Does weak traffic spell trouble for Black Friday?
Traffic, as expected, is projected to have declined again over the first two days of Black Friday weekend.
ShopperTrak estimates that brick-and-mortar retail sales on Thanksgiving Day and Black Friday reached $12.1 billion on a combined basis, which is down from the $12.3 billion it projected over the same two days in 2014. Specifically, Thanksgiving Day grossed an estimated $1.8 billion in sales, while Black Friday garnered an estimated $10.4 billion in sales
Preliminary numbers indicate a decrease in shopper visits on both Thanksgiving Day and Black Friday versus last year.
Somewhat more encouragingly, RetailNext noted that while it found Black Friday was down 1.8 percent, the decline was considerably smaller than the monthly declines experienced throughout spring, summer and autumn of 2015. Including Thanksgiving, traffic was flat. RetailNext had previously found overall holiday traffic declined in 2013 and 2014.
The latest traffic decline on Thanksgiving and Black Friday was traced to holiday sales that began as early as Halloween this year. The heavy discounting was partly due to a warm November and some felt last week’s doorbuster deals were lighter this year as part of a plan to spread sales throughout the season.

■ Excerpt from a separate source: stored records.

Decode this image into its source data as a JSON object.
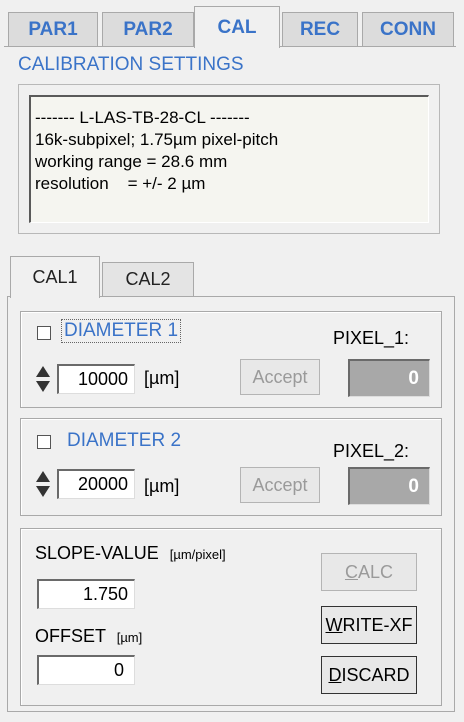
{
  "top_tabs": [
    {
      "label": "PAR1",
      "active": false
    },
    {
      "label": "PAR2",
      "active": false
    },
    {
      "label": "CAL",
      "active": true
    },
    {
      "label": "REC",
      "active": false
    },
    {
      "label": "CONN",
      "active": false
    }
  ],
  "heading": "CALIBRATION SETTINGS",
  "info": {
    "line1": "------- L-LAS-TB-28-CL -------",
    "line2": "16k-subpixel;  1.75µm pixel-pitch",
    "line3": "working range = 28.6 mm",
    "line4": "resolution    = +/- 2 µm"
  },
  "sub_tabs": [
    {
      "label": "CAL1",
      "active": true
    },
    {
      "label": "CAL2",
      "active": false
    }
  ],
  "diameter1": {
    "label": "DIAMETER 1",
    "checked": false,
    "value": "10000",
    "unit": "[µm]",
    "accept": "Accept",
    "pixel_label": "PIXEL_1:",
    "pixel_value": "0"
  },
  "diameter2": {
    "label": "DIAMETER 2",
    "checked": false,
    "value": "20000",
    "unit": "[µm]",
    "accept": "Accept",
    "pixel_label": "PIXEL_2:",
    "pixel_value": "0"
  },
  "slope": {
    "label": "SLOPE-VALUE",
    "unit": "[µm/pixel]",
    "value": "1.750"
  },
  "offset": {
    "label": "OFFSET",
    "unit": "[µm]",
    "value": "0"
  },
  "buttons": {
    "calc_u": "C",
    "calc_rest": "ALC",
    "write_u": "W",
    "write_rest": "RITE-XF",
    "discard_u": "D",
    "discard_rest": "ISCARD"
  },
  "colors": {
    "accent": "#3a73c8",
    "panel_bg": "#f0f0f0",
    "disabled": "#a8a8a8"
  }
}
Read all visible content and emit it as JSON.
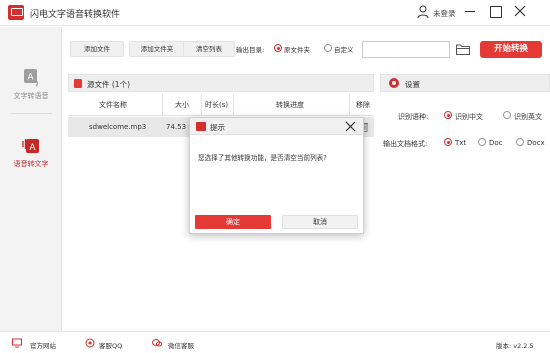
{
  "app": {
    "title": "闪电文字语音转换软件",
    "user_label": "未登录",
    "accent": "#e53935"
  },
  "sidebar": {
    "items": [
      {
        "label": "文字转语音",
        "icon": "text-to-speech-icon",
        "active": false
      },
      {
        "label": "语音转文字",
        "icon": "speech-to-text-icon",
        "active": true
      }
    ]
  },
  "toolbar": {
    "add_file": "添加文件",
    "add_folder": "添加文件夹",
    "clear_list": "清空列表",
    "output_dir_label": "输出目录:",
    "radio_source": "原文件夹",
    "radio_custom": "自定义",
    "path_value": "",
    "start_label": "开始转换"
  },
  "files": {
    "panel_title": "源文件 (1个)",
    "columns": [
      "文件名称",
      "大小",
      "时长(s)",
      "转换进度",
      "移除"
    ],
    "rows": [
      {
        "name": "sdwelcome.mp3",
        "size": "74.53 K"
      }
    ]
  },
  "settings": {
    "title": "设置",
    "language_label": "识别语种:",
    "lang_options": [
      "识别中文",
      "识别英文"
    ],
    "lang_selected": 0,
    "format_label": "输出文档格式:",
    "format_options": [
      "Txt",
      "Doc",
      "Docx"
    ],
    "format_selected": 0
  },
  "footer": {
    "website": "官方网站",
    "qq": "客服QQ",
    "wechat": "微信客服",
    "version": "版本: v2.2.5"
  },
  "dialog": {
    "title": "提示",
    "message": "您选择了其他转换功能，是否清空当前列表?",
    "ok": "确定",
    "cancel": "取消"
  }
}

Shrinking store visits are also linked to consumers using computers and smartphones before hitting the stores.
NRF’s 2015 Thanksgiving Weekend Survey

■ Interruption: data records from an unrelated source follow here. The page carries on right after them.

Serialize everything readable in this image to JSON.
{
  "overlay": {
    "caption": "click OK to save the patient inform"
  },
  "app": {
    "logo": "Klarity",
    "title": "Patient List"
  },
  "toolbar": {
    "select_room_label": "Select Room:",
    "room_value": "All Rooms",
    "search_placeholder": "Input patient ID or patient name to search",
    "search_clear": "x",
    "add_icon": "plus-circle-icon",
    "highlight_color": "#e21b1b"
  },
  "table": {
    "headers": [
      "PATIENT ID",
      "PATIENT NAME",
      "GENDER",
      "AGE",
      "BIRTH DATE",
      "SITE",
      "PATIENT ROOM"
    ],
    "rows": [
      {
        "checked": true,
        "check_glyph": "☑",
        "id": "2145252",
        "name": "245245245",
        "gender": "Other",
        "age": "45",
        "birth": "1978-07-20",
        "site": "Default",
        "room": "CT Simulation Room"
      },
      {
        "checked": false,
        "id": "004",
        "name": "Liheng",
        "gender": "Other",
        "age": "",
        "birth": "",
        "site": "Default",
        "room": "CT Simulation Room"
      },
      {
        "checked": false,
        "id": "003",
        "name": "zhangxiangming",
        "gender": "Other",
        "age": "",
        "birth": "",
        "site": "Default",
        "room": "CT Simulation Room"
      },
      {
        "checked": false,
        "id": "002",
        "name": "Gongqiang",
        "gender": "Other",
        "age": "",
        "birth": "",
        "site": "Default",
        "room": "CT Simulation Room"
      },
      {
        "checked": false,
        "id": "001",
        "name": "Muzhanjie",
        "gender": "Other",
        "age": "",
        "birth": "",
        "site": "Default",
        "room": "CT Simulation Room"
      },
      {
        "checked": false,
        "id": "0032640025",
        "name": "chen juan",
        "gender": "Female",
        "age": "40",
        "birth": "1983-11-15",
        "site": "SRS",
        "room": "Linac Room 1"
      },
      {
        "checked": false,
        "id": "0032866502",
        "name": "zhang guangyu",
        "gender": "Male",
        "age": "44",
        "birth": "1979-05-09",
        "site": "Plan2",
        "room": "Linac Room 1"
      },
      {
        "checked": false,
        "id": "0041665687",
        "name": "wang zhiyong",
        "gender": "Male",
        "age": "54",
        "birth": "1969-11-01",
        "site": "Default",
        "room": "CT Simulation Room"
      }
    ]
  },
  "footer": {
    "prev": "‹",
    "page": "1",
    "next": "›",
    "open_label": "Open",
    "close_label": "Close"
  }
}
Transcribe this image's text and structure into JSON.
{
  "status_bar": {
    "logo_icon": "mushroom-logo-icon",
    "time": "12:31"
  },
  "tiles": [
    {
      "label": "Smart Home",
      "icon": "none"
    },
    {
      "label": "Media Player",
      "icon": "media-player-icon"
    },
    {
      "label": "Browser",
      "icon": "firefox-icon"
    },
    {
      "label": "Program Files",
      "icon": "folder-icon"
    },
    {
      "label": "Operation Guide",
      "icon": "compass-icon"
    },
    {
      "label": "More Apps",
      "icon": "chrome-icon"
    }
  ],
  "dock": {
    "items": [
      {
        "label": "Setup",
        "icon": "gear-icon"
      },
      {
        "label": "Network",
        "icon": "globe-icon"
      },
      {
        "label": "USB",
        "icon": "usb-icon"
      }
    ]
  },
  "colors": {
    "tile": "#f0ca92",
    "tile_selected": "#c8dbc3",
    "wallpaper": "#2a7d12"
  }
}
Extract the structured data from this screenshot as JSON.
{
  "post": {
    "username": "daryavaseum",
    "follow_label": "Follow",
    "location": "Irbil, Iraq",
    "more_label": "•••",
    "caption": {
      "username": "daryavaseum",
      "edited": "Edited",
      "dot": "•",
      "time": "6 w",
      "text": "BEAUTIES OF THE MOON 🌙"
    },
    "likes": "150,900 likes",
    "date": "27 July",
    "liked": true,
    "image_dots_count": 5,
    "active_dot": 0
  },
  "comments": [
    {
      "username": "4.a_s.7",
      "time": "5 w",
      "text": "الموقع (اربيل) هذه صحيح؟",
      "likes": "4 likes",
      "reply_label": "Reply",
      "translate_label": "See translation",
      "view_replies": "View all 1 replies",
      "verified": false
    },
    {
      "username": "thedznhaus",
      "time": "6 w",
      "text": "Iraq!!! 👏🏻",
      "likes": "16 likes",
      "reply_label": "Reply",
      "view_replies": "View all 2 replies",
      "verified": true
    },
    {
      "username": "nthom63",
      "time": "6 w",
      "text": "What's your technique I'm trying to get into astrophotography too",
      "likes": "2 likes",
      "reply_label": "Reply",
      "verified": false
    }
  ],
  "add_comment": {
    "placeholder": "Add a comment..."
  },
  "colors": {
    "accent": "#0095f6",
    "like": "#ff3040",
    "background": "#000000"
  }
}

"Fewer visits on both days reinforce the trend we’ve seen throughout the year, in which shoppers are researching products ahead of time, targeting their store visits, and arriving in-store with the intention of making a purchase," said Kevin Kearns, ShopperTrak chief revenue officer, in a statement.
Finally, online is taking a bigger share of holiday sales, boosted by aggressive email campaigns and the expansion of mobile devices as shopping tools. Said NRF President and CEO Matthew Shay, in a statement, "It is clear that the age-old holiday tradition of heading out to stores with family and friends is now equally matched in the new tradition of looking online for holiday savings opportunities."
According to Adobe, online sales reached $2.72 billion on Black Friday, 14 percent more than in 2014, and $1.73 billion on Thanksgiving Day, a 25 percent increase. On Black Friday, mobile devices drove 53 percent of shopping visits (40 percent smartphones, 13 percent tablets) and represented 21 percent of online sales on the day.
While most are expecting online sales to still contribute less than 15 percent of overall holiday sales, retail executives were again left to defend brick-and-mortar stores and explain how online is reshaping shopping. Terry Lundgren, Macy’s CEO, told CNBC on Friday, "The consumer likes that multi-dimensional experience today more so than ever. I think stores that are strong online, and strong in-store will be the winners of retail in the future."
- Retail Sales Shift from Thanksgiving Day and Black Friday – ShopperTrak
- Adobe Data Shows Top Sellers on Black Friday: Samsung TVs, iPad Air 2, Microsoft XBox, Lego Star Wars, Shopkin Dolls – Adobe
- More Than 121 Million Holiday Shoppers Plan To Shop Online On Cyber Monday – National Retail Federation
- Consumers Respond Positively to Thanksgiving Day Store Openings – ShopperTrak
- Thanksgiving Weekend Shopping Brings Big In-Store And Online Crowds, According To NRF Survey – National Retail Federation
- Black Friday store sales fall as more Americans shift to online, smartphone shopping – Reuters
- U.S. store sales down slightly for Thanksgiving and Black Friday – Reuters
- Macy’s CEO: Despite Web, death of store experience ‘greatly exaggerated’ – CNBC
- Holiday Flash: Retail Store Performance for Holiday 2015 – RetailNext
Should retailers be concerned about the apparent erosion in Black Friday weekend traffic? What’s your assessment of the health of holiday sales based on Black Friday weekend?